┌─ Study material

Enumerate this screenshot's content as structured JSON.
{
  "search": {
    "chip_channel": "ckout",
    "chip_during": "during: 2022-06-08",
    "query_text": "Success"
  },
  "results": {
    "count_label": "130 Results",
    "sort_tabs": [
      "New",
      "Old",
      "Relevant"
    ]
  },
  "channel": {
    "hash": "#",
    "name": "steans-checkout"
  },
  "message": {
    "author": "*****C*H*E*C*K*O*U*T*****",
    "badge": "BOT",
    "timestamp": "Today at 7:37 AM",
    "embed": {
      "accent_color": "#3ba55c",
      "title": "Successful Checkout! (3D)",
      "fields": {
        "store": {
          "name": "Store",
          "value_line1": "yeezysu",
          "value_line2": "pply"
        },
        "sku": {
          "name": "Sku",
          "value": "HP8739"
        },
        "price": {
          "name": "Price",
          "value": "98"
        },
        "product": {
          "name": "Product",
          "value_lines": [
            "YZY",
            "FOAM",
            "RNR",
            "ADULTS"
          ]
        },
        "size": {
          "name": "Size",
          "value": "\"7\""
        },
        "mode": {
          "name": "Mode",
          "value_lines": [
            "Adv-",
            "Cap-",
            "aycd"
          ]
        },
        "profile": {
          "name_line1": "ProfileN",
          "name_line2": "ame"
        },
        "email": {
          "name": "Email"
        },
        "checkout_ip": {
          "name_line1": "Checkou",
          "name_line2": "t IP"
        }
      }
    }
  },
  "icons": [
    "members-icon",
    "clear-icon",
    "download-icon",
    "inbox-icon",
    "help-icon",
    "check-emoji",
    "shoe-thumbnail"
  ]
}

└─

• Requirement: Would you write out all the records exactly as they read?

• Exercise result:
Enumerate this screenshot's content as structured JSON.
{
  "search": {
    "chip_channel": "ckout",
    "chip_during": "during: 2022-06-08",
    "query_text": "Success"
  },
  "results": {
    "count_label": "130 Results",
    "sort_tabs": [
      "New",
      "Old",
      "Relevant"
    ]
  },
  "channel": {
    "hash": "#",
    "name": "steans-checkout"
  },
  "message": {
    "author": "*****C*H*E*C*K*O*U*T*****",
    "badge": "BOT",
    "timestamp": "Today at 7:37 AM",
    "embed": {
      "accent_color": "#3ba55c",
      "title": "Successful Checkout! (3D)",
      "fields": {
        "store": {
          "name": "Store",
          "value_line1": "yeezysu",
          "value_line2": "pply"
        },
        "sku": {
          "name": "Sku",
          "value": "HP8739"
        },
        "price": {
          "name": "Price",
          "value": "98"
        },
        "product": {
          "name": "Product",
          "value_lines": [
            "YZY",
            "FOAM",
            "RNR",
            "ADULTS"
          ]
        },
        "size": {
          "name": "Size",
          "value": "\"7\""
        },
        "mode": {
          "name": "Mode",
          "value_lines": [
            "Adv-",
            "Cap-",
            "aycd"
          ]
        },
        "profile": {
          "name_line1": "ProfileN",
          "name_line2": "ame"
        },
        "email": {
          "name": "Email"
        },
        "checkout_ip": {
          "name_line1": "Checkou",
          "name_line2": "t IP"
        }
      }
    }
  },
  "icons": [
    "members-icon",
    "clear-icon",
    "download-icon",
    "inbox-icon",
    "help-icon",
    "check-emoji",
    "shoe-thumbnail"
  ]
}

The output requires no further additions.